Of course bats, squirrels and flying squirrels try to enter your home higher up. These critters look for gable vents with rusted wire, or rotten wood around the soffits and boxings of your house.
Usually if you hear running, chewing or noise in the attic in the day time it is probably gray squirrels. Ridding your house of gray squirrels will take some detective work. Early in the morning or late in the afternoon walk around the outside of your house paying particular attention to the over hangs. The goal of this effort is to determine where the pests are entering your attic. Once you know where they enter and leave, next you need to repel them out of the attic.
Usually human activity is enough to drive them out.
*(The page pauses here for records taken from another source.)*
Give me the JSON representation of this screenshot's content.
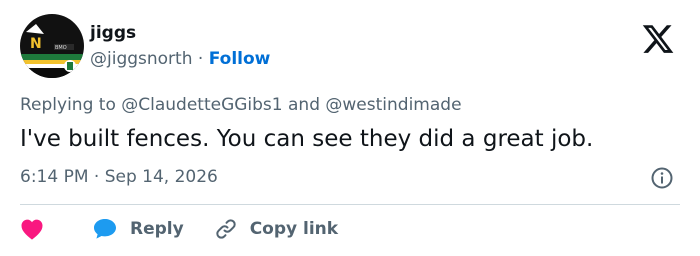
{
  "author": {
    "name": "jiggs",
    "handle": "@jiggsnorth",
    "separator": "·",
    "follow_label": "Follow",
    "avatar_icon": "hockey-jersey-icon"
  },
  "reply_context": {
    "prefix": "Replying to",
    "mention_1": "@ClaudetteGGibs1",
    "conjunction": "and",
    "mention_2": "@westindimade"
  },
  "tweet": {
    "text": "I've built fences. You can see they did a great job.",
    "timestamp": "6:14 PM · Sep 14, 2026"
  },
  "actions": {
    "like_icon": "heart-icon",
    "reply_label": "Reply",
    "copy_link_label": "Copy link"
  },
  "colors": {
    "link_blue": "#006fd6",
    "secondary_text": "#536471",
    "heart_red": "#f91880",
    "reply_blue": "#1d9bf0",
    "text": "#0f1419"
  }
}
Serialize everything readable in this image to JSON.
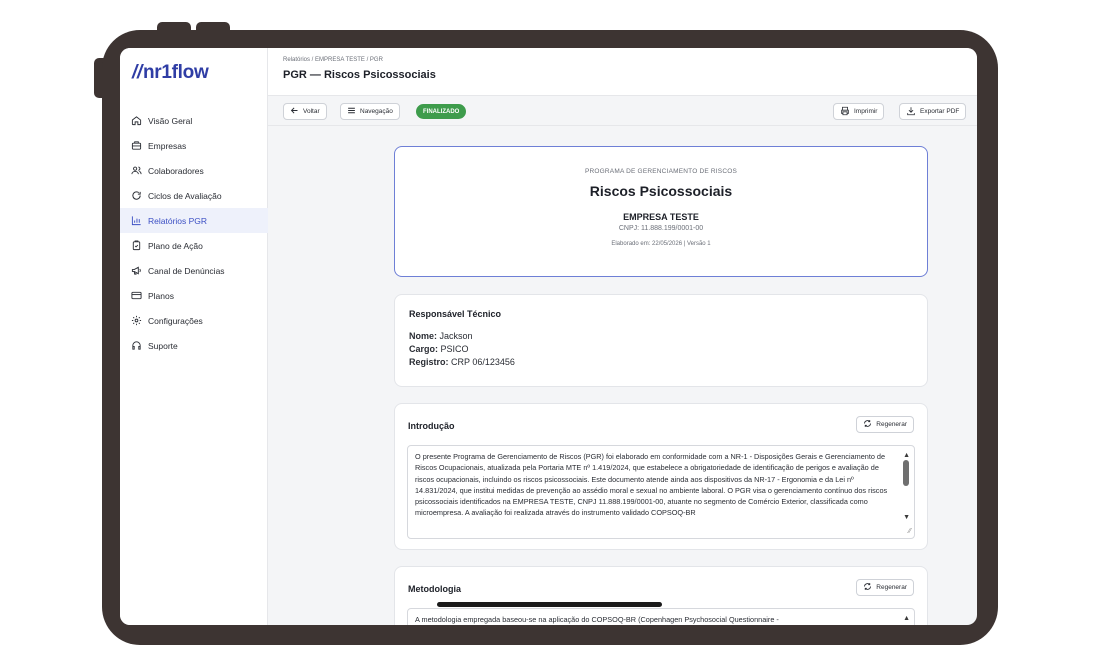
{
  "app": {
    "logo": "nr1flow",
    "logo_prefix": "//"
  },
  "sidebar": {
    "items": [
      {
        "label": "Visão Geral",
        "icon": "home-icon"
      },
      {
        "label": "Empresas",
        "icon": "building-icon"
      },
      {
        "label": "Colaboradores",
        "icon": "users-icon"
      },
      {
        "label": "Ciclos de Avaliação",
        "icon": "refresh-icon"
      },
      {
        "label": "Relatórios PGR",
        "icon": "bar-chart-icon",
        "active": true
      },
      {
        "label": "Plano de Ação",
        "icon": "clipboard-icon"
      },
      {
        "label": "Canal de Denúncias",
        "icon": "megaphone-icon"
      },
      {
        "label": "Planos",
        "icon": "credit-card-icon"
      },
      {
        "label": "Configurações",
        "icon": "gear-icon"
      },
      {
        "label": "Suporte",
        "icon": "headset-icon"
      }
    ]
  },
  "header": {
    "breadcrumb": "Relatórios / EMPRESA TESTE / PGR",
    "title": "PGR — Riscos Psicossociais"
  },
  "toolbar": {
    "back": "Voltar",
    "navigation": "Navegação",
    "status": "FINALIZADO",
    "print": "Imprimir",
    "export": "Exportar PDF"
  },
  "cover": {
    "kicker": "PROGRAMA DE GERENCIAMENTO DE RISCOS",
    "title": "Riscos Psicossociais",
    "company": "EMPRESA TESTE",
    "cnpj": "CNPJ: 11.888.199/0001-00",
    "elaborated": "Elaborado em: 22/05/2026 | Versão 1"
  },
  "responsible": {
    "title": "Responsável Técnico",
    "name_label": "Nome:",
    "name": "Jackson",
    "role_label": "Cargo:",
    "role": "PSICO",
    "reg_label": "Registro:",
    "reg": "CRP 06/123456"
  },
  "introduction": {
    "title": "Introdução",
    "regen": "Regenerar",
    "text": "O presente Programa de Gerenciamento de Riscos (PGR) foi elaborado em conformidade com a NR-1 - Disposições Gerais e Gerenciamento de Riscos Ocupacionais, atualizada pela Portaria MTE nº 1.419/2024, que estabelece a obrigatoriedade de identificação de perigos e avaliação de riscos ocupacionais, incluindo os riscos psicossociais. Este documento atende ainda aos dispositivos da NR-17 - Ergonomia e da Lei nº 14.831/2024, que institui medidas de prevenção ao assédio moral e sexual no ambiente laboral. O PGR visa o gerenciamento contínuo dos riscos psicossociais identificados na EMPRESA TESTE, CNPJ 11.888.199/0001-00, atuante no segmento de Comércio Exterior, classificada como microempresa. A avaliação foi realizada através do instrumento validado COPSOQ-BR"
  },
  "methodology": {
    "title": "Metodologia",
    "regen": "Regenerar",
    "text": "A metodologia empregada baseou-se na aplicação do COPSOQ-BR (Copenhagen Psychosocial Questionnaire -"
  }
}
Once out of the attic, gray squirrels can be live trapped in small cages which cost about $15 – $20. When it comes time to release them carry the little creatures several miles from your house to let them go. Bait traps with peanuts, pecans or peanut butter mixed with oatmeal. Squirrels, like rats, are nervous so tie the doors open, with food inside the trap so the darlings get used to your handouts. When you feel the squirrels are used to coming into the trap, untie the trap door so it will catch the little home wreckers.
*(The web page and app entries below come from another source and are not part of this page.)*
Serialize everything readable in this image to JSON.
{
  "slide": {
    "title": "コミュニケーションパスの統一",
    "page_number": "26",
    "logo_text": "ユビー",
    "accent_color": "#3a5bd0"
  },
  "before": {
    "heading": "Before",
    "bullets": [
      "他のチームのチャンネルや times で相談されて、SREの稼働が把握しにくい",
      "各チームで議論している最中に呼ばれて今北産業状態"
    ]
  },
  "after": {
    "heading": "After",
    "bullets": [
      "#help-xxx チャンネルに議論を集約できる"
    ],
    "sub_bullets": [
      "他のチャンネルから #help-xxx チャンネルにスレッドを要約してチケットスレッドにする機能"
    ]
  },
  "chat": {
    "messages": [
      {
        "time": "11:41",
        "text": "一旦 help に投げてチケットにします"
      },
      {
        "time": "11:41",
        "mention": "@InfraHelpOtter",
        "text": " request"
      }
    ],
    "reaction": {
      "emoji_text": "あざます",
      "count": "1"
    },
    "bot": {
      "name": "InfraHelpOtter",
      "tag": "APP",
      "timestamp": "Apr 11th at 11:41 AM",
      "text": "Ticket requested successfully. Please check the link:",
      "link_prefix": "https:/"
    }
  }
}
Noise in the attic at night would indicate a problem with flying squirrels. These tiny squirrels rarely come into a live trap. Instead, invest in several large (6–8” long) wooden rat traps baited with pecans, peanut butter or even apple pieces.As soon as the gray squirrels or flying squirrels are gone from your attic take the time to repair their entrance holes.
Repairing boards, siding or screen wire usually keeps the critters from returning. Remember, get the pests out before you complete your repairs.
Bats are another type of pest that inhabit our homes. Bats almost always look for homes that have rusted wire in gable vents or gaps or splits in siding.
Again do some detective work right at dark to find where the bats are entering your house. Most of the time there is a dark, greasy stain where the bats land and slide into the attic. Again, make sure all the bats are out of the attic before attempting to seal their entrance holes. Install a bat excluder on the outside of the house to let the little flying rodents out but not back in..
Do this by installing a large sheet of plastic (or maybe even a large plastic bag ) and staple or tape it on the siding about 12 inches above the hole and around it. Basically you will attach it to the house on three sides of the plastic except on the bottom.
As the bats go to exit from the attic they will hit the plastic and slide down until they make it past the plastic sheet where they will find freedom.
As they return to their hole they hit the plastic on the outside but are not smart enough to crawl back down and slip under the plastic. Scare the bats out of the attic with flood lights (bats hate lights) and loud music left on all day long.
Contact your local county Extension Office if you need help solving the pest problem at your home.
Britt West is the Barrow County extension agent. Contact him at email@example.com.